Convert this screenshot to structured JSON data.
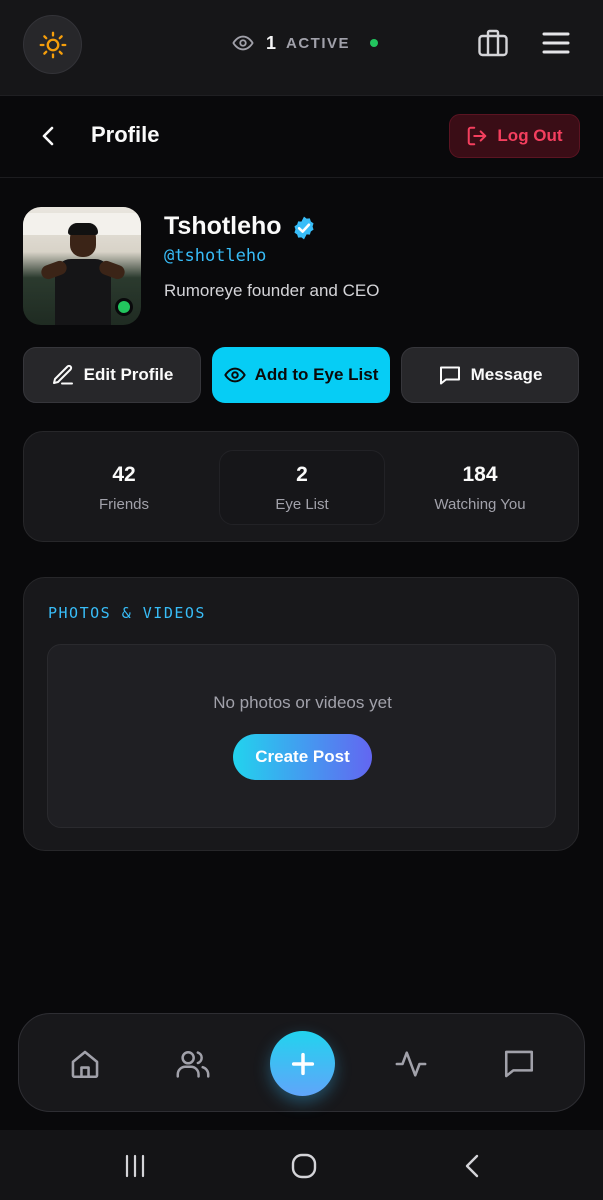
{
  "topbar": {
    "active_count": "1",
    "active_label": "ACTIVE"
  },
  "header": {
    "title": "Profile",
    "logout_label": "Log Out"
  },
  "profile": {
    "display_name": "Tshotleho",
    "handle": "@tshotleho",
    "bio": "Rumoreye founder and CEO",
    "verified": true,
    "online": true
  },
  "actions": {
    "edit_label": "Edit Profile",
    "eyelist_label": "Add to Eye List",
    "message_label": "Message"
  },
  "stats": [
    {
      "value": "42",
      "label": "Friends"
    },
    {
      "value": "2",
      "label": "Eye List"
    },
    {
      "value": "184",
      "label": "Watching You"
    }
  ],
  "media": {
    "title": "PHOTOS & VIDEOS",
    "empty_text": "No photos or videos yet",
    "create_label": "Create Post"
  },
  "icons": {
    "theme": "sun-icon",
    "eye": "eye-icon",
    "briefcase": "briefcase-icon",
    "menu": "menu-icon",
    "back": "chevron-left-icon",
    "logout": "logout-icon",
    "verified": "verified-badge-icon",
    "edit": "pencil-icon",
    "message": "message-icon",
    "nav_home": "home-icon",
    "nav_friends": "users-icon",
    "nav_add": "plus-icon",
    "nav_activity": "activity-icon",
    "nav_chat": "chat-icon"
  },
  "colors": {
    "accent_cyan": "#06cdf5",
    "danger": "#f43f5e",
    "online_green": "#22c55e",
    "handle_blue": "#38bdf8",
    "background": "#09090b"
  }
}
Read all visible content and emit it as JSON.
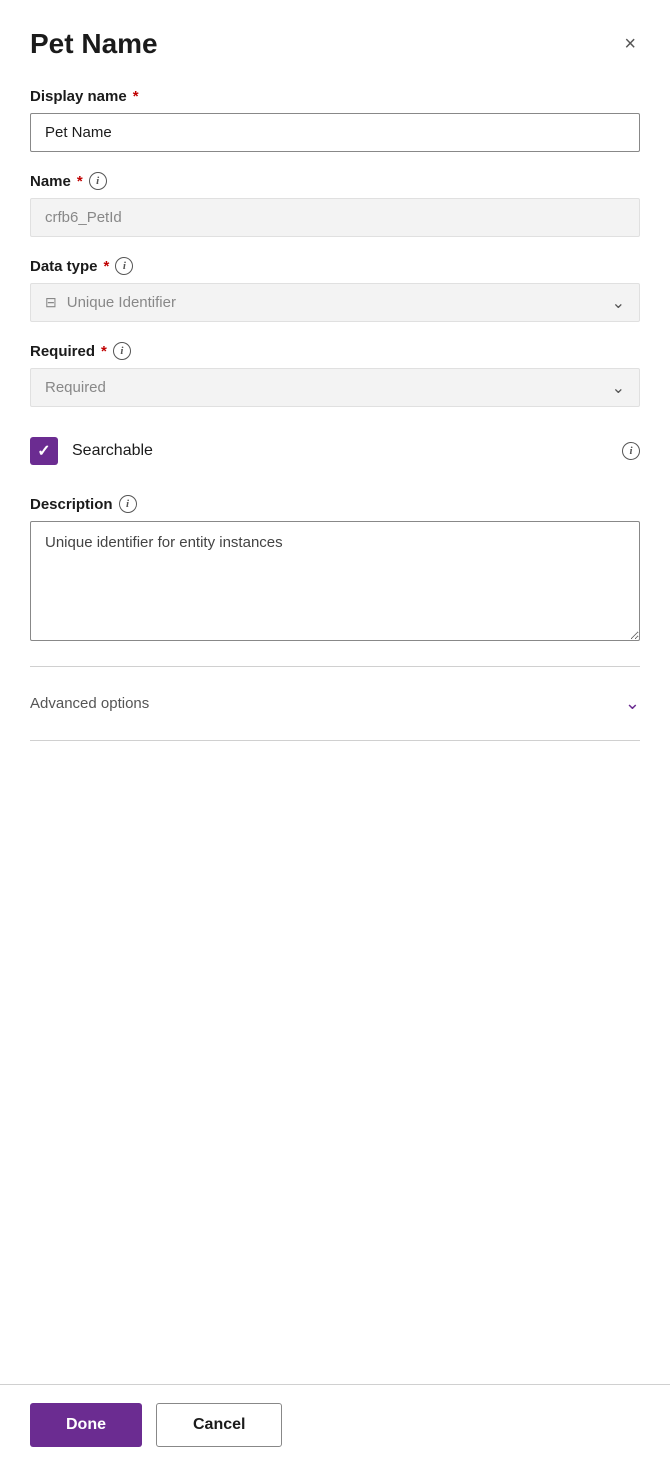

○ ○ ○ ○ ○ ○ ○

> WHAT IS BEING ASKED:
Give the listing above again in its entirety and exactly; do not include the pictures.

> WRITTEN SOLUTION:
Convert this screenshot to structured JSON data.
{
  "topbar": {
    "active_count": "1",
    "active_label": "ACTIVE"
  },
  "header": {
    "title": "Profile",
    "logout_label": "Log Out"
  },
  "profile": {
    "display_name": "Tshotleho",
    "handle": "@tshotleho",
    "bio": "Rumoreye founder and CEO",
    "verified": true,
    "online": true
  },
  "actions": {
    "edit_label": "Edit Profile",
    "eyelist_label": "Add to Eye List",
    "message_label": "Message"
  },
  "stats": [
    {
      "value": "42",
      "label": "Friends"
    },
    {
      "value": "2",
      "label": "Eye List"
    },
    {
      "value": "184",
      "label": "Watching You"
    }
  ],
  "media": {
    "title": "PHOTOS & VIDEOS",
    "empty_text": "No photos or videos yet",
    "create_label": "Create Post"
  },
  "icons": {
    "theme": "sun-icon",
    "eye": "eye-icon",
    "briefcase": "briefcase-icon",
    "menu": "menu-icon",
    "back": "chevron-left-icon",
    "logout": "logout-icon",
    "verified": "verified-badge-icon",
    "edit": "pencil-icon",
    "message": "message-icon",
    "nav_home": "home-icon",
    "nav_friends": "users-icon",
    "nav_add": "plus-icon",
    "nav_activity": "activity-icon",
    "nav_chat": "chat-icon"
  },
  "colors": {
    "accent_cyan": "#06cdf5",
    "danger": "#f43f5e",
    "online_green": "#22c55e",
    "handle_blue": "#38bdf8",
    "background": "#09090b"
  }
}
Read all visible content and emit it as JSON.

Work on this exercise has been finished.